*GIVEN DATA:*

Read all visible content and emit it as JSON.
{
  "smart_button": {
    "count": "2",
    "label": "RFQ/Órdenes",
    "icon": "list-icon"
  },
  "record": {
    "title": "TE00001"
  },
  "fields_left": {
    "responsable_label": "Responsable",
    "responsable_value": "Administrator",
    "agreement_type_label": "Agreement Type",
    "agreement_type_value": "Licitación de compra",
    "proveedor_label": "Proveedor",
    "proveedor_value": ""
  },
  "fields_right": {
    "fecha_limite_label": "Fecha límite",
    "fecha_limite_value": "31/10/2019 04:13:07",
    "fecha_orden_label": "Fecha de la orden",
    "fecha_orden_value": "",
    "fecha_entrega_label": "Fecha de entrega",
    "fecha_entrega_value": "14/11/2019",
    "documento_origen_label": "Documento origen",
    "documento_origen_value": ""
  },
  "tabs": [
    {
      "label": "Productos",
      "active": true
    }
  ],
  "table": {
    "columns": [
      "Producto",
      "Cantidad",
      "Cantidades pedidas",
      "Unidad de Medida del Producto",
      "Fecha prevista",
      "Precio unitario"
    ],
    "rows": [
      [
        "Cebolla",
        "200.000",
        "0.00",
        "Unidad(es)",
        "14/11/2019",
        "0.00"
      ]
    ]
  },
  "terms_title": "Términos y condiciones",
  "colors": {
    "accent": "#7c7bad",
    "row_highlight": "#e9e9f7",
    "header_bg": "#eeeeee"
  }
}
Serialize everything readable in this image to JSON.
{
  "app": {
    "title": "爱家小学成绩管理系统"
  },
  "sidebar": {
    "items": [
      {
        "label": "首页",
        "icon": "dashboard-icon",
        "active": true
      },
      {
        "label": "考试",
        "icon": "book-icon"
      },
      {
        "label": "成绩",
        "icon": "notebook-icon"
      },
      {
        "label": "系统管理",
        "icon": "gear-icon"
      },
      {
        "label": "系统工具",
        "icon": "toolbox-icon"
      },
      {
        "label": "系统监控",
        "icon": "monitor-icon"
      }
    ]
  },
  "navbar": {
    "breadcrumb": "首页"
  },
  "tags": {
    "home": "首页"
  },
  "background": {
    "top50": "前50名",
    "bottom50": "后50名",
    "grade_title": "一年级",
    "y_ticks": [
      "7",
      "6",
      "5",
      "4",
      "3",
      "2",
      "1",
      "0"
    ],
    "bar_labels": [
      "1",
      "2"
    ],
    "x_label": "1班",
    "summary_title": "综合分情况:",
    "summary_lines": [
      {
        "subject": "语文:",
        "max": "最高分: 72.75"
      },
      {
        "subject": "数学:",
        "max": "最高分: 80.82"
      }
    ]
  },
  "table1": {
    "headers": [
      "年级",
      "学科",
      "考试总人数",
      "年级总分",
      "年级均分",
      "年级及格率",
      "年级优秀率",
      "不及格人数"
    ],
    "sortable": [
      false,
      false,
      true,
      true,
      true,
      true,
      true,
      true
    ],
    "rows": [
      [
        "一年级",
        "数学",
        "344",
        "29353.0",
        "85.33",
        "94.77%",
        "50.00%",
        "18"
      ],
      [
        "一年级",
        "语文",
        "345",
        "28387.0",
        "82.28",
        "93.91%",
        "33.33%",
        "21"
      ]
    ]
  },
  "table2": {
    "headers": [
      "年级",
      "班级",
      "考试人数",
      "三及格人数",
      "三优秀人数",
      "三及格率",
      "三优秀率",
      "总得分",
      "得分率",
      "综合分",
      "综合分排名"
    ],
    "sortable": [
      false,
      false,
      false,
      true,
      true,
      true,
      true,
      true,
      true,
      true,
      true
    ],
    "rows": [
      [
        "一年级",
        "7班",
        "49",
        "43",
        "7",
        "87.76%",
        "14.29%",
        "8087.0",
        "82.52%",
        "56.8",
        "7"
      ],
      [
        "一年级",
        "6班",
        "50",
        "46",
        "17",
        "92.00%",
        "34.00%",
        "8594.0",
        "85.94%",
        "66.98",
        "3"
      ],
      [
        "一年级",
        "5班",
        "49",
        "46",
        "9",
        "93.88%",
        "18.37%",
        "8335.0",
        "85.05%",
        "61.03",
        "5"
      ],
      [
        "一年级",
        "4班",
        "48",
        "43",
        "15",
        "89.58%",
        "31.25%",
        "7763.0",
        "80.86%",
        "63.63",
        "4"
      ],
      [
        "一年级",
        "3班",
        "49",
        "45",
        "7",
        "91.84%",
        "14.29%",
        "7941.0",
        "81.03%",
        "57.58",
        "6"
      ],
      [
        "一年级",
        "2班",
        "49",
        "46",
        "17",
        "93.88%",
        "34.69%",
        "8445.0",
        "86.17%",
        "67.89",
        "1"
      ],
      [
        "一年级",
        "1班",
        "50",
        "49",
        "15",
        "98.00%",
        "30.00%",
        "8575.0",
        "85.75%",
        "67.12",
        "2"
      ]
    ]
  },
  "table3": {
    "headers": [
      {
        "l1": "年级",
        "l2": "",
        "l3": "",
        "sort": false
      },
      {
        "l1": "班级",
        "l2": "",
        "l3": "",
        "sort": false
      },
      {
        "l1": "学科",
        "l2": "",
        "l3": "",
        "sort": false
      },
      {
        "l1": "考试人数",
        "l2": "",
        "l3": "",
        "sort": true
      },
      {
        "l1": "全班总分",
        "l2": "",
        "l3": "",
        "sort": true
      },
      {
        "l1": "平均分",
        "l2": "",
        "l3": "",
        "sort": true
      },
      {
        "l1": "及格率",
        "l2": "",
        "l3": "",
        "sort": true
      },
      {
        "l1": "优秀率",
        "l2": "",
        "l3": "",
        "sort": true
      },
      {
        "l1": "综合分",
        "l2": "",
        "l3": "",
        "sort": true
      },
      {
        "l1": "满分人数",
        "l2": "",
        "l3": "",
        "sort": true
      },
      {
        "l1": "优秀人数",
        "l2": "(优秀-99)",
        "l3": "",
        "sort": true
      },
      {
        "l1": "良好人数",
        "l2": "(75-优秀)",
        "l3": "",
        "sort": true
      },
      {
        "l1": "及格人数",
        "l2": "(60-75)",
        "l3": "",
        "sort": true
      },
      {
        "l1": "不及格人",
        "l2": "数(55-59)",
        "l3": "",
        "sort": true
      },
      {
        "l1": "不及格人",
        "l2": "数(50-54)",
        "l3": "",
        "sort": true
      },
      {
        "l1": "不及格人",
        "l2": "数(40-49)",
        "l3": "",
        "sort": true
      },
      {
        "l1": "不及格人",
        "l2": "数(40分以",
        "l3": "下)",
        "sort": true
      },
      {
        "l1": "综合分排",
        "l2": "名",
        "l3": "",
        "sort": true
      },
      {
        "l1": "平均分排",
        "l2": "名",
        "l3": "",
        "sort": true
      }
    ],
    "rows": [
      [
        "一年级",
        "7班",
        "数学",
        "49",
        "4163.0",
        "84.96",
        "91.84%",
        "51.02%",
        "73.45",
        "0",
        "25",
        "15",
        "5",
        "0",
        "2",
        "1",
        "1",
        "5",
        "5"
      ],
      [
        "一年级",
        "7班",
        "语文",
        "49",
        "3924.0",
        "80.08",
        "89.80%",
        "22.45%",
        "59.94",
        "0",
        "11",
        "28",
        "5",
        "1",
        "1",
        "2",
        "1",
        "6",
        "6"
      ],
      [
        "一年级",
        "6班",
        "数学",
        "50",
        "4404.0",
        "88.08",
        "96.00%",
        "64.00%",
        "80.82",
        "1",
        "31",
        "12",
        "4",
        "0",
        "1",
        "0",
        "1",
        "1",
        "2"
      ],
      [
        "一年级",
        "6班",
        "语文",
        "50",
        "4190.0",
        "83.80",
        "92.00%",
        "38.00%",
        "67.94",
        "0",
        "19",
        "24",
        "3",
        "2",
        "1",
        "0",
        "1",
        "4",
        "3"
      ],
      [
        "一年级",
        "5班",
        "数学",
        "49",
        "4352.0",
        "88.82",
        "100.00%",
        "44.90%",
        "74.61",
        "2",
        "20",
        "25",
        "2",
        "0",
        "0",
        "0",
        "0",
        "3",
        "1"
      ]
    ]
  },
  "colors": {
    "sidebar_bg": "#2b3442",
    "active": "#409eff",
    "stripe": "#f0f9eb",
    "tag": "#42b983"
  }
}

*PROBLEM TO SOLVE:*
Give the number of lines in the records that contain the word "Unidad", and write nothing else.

*TASK RESULT:*
2